Hope this helps!
what are the 17 anti-jewish laws in WW2 germany
Thank you for your question.
You can find information about the Nazi’s anti-jewish laws on our Learning Portal here: https://jewishmuseum.org.uk/schools/asset/anti-jewish-laws/
Hope this helps!
What do they celebrate Do you have food Restrictions? How many prophets do they Believe in?
Thank you for your questions
Jewish people celebrate many special festivals throughout the year. One of the next festivals many Jewish people will celebrate is Passover (in Hebrew: Pesach). Passover takes place between March and April. This is a very important festival that celebrates and remembers the freedom of the Jewish people. During Passover, many people will remember the story of the Exodus (when Moses, with G-d’s help, freed the Israelites from Egypt), they will eat symbolic foods and say important prayers. This is one of many festivals in Judaism.
There are food restrictions that many Jewish people adhere to. There are many food laws in the Torah (the Jewish peoples’ holy scroll) that dictate what you should and should not eat. We call these laws the Kashrut Laws. More commonly, however, people will refer to the adherence of these laws as ‘keeping kosher.’ An example of one of these laws from the Torah is:
“These you may eat of all that live in water you may eat anything that has fins and scales. But you may not eat anything that has no fins and scales.” (Deut.14:9)
This is often interpreted to mean that you can eat fish, but should not eat shellfish.
Not all Jewish people follow these laws now, but many do.
Prophets and Prophetesses
The Talmud tells us that there were 48 prophets and seven prophetesses including Moses, Abraham and Miriam.
what is judasim
Thank you for your question.
Judaism is a monotheistic religion (that means, a religion that believes in one G-d) that dates back over 4,000 years ago. It is believed that this religion was born in the Middle East but now, there are Jewish people all around the world!
Judaism is one of many Abrahamic religions. Abrahamic religions, including Judaism, Christianity, and Islam, are religions that believe Abraham, and the stories surrounding him, are very important.
Judaism is a religion that celebrates many different festivals, most of which are rooted in the Torah (the Jewish people’s holy scroll – and first 5 books of the Hebrew Bible!) Some Jewish Festivals include Passover, Rosh Hashannah, and Yom Kippur. In Judaism, many people also practice Shabbat – the Jewish day of rest which happens every Friday evening to Saturday evening.
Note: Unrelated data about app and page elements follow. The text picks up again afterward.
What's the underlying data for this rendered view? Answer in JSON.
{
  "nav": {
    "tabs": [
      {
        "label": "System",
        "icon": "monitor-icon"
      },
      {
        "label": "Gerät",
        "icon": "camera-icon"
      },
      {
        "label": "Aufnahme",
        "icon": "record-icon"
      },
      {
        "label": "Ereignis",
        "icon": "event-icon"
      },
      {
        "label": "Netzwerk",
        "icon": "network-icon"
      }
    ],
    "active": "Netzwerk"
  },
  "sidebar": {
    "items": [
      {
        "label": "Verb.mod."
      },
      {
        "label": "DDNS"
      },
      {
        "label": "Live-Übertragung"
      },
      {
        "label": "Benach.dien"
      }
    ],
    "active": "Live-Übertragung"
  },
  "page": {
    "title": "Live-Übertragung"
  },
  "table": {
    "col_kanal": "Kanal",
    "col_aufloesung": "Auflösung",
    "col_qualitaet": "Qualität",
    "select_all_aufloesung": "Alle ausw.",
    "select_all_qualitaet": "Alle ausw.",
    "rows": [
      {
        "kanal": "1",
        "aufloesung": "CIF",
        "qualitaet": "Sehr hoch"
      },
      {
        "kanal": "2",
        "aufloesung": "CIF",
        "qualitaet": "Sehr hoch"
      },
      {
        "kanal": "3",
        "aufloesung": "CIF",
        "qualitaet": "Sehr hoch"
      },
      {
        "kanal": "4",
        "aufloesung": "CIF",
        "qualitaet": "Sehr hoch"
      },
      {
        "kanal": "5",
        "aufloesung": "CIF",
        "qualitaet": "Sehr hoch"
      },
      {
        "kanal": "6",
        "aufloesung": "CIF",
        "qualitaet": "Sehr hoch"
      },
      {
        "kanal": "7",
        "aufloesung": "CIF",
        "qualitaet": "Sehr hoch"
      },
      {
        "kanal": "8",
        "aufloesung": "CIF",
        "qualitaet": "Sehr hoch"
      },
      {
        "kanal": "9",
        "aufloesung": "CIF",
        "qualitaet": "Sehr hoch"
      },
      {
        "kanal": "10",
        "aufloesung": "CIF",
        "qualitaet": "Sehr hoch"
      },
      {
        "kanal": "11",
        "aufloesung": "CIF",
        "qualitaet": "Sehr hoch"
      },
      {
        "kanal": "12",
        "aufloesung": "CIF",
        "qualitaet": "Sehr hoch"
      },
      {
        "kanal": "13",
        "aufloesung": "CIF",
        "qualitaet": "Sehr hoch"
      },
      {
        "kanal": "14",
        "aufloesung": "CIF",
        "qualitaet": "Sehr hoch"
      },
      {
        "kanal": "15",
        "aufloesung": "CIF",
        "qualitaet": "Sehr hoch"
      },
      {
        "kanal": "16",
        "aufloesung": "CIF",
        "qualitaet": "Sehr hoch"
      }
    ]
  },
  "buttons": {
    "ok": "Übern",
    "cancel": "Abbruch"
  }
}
There are many different Jewish communities and synagogues including Orthodox, Conservative, Reform, and Liberal.
Check out our website and Learning Portal to find out more about Judaism.
Do the Jews have any holy music? celebration, mourning e.t.c
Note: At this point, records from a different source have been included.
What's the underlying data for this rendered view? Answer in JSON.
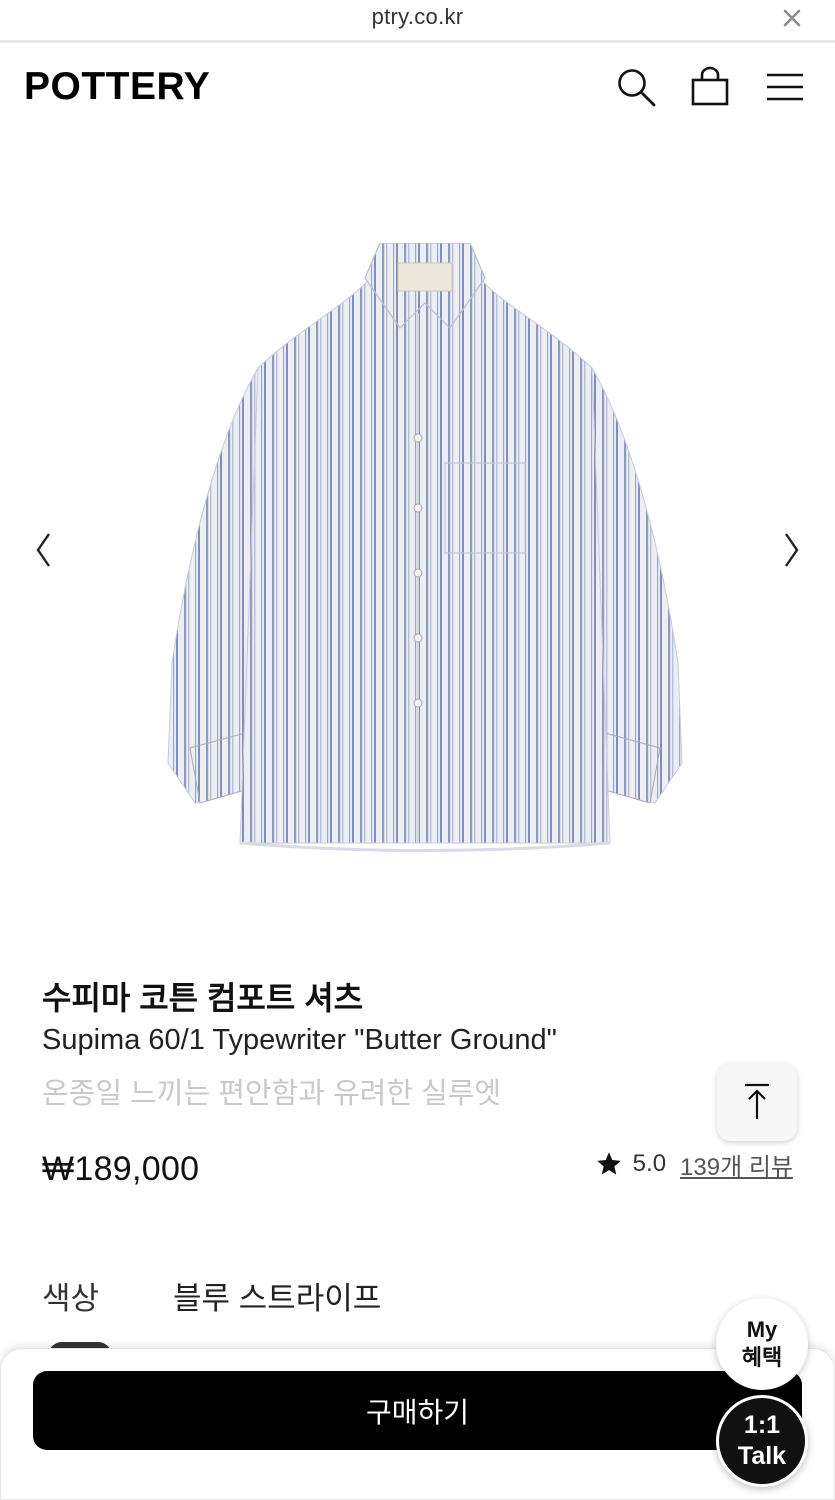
{
  "browser": {
    "url": "ptry.co.kr",
    "close_icon": "close-icon"
  },
  "header": {
    "logo": "POTTERY",
    "icons": [
      "search-icon",
      "shopping-bag-icon",
      "menu-icon"
    ]
  },
  "gallery": {
    "prev_icon": "chevron-left-icon",
    "next_icon": "chevron-right-icon",
    "image": "striped-shirt-product-image"
  },
  "product": {
    "title_ko": "수피마 코튼 컴포트 셔츠",
    "title_en": "Supima 60/1 Typewriter \"Butter Ground\"",
    "description": "온종일 느끼는 편안함과 유려한 실루엣",
    "price": "₩189,000",
    "rating": "5.0",
    "reviews": "139개 리뷰"
  },
  "option": {
    "label": "색상",
    "value": "블루 스트라이프"
  },
  "actions": {
    "buy": "구매하기",
    "my_line1": "My",
    "my_line2": "혜택",
    "talk_line1": "1:1",
    "talk_line2": "Talk",
    "scroll_top_icon": "arrow-up-to-top-icon"
  },
  "colors": {
    "accent": "#000000",
    "muted_text": "#c9c9c9",
    "stripe_blue": "#7f8fb8"
  }
}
Thank you for submitting your question.
Music plays an interesting role in Judaism. In many ways, Jewish worship is very much intertwined with music. Often, prayer is chanted and sung by the congregation. In many synagogues, there is a cantor/chazan. The cantor is someone who leads the chanting in worship services at the synagogue. Typically, the cantor is musically trained and ordained. In some synagogues, you will find a choir too.
In Reform and Liberal Synagogues, singing is, at times, accompanied with instruments. However, in the Orthodox community, the playing of instruments in the synagogue is discouraged on Shabbat and other festivals.
There are many specific songs sung and prayers/dedications chanted during special Jewish Festivals. Some of them include:
Maoz Tzur – sung on Hanukkah
Kol Nidre – chanted on Yom Kippur
What spices would be in the spice box? Thank you
Thank you for submitting the below question on the Jewish Museum’s Learning Page.
Every spice box will be different depending on the family. Traditionally, many families would put sweet-smelling spices like cloves, cinnamon, or nutmeg. Others may put a pleasant-smelling fruit peel or plant.
You can find out more about the spice box and Havdalah ceremony on Shabbat our website.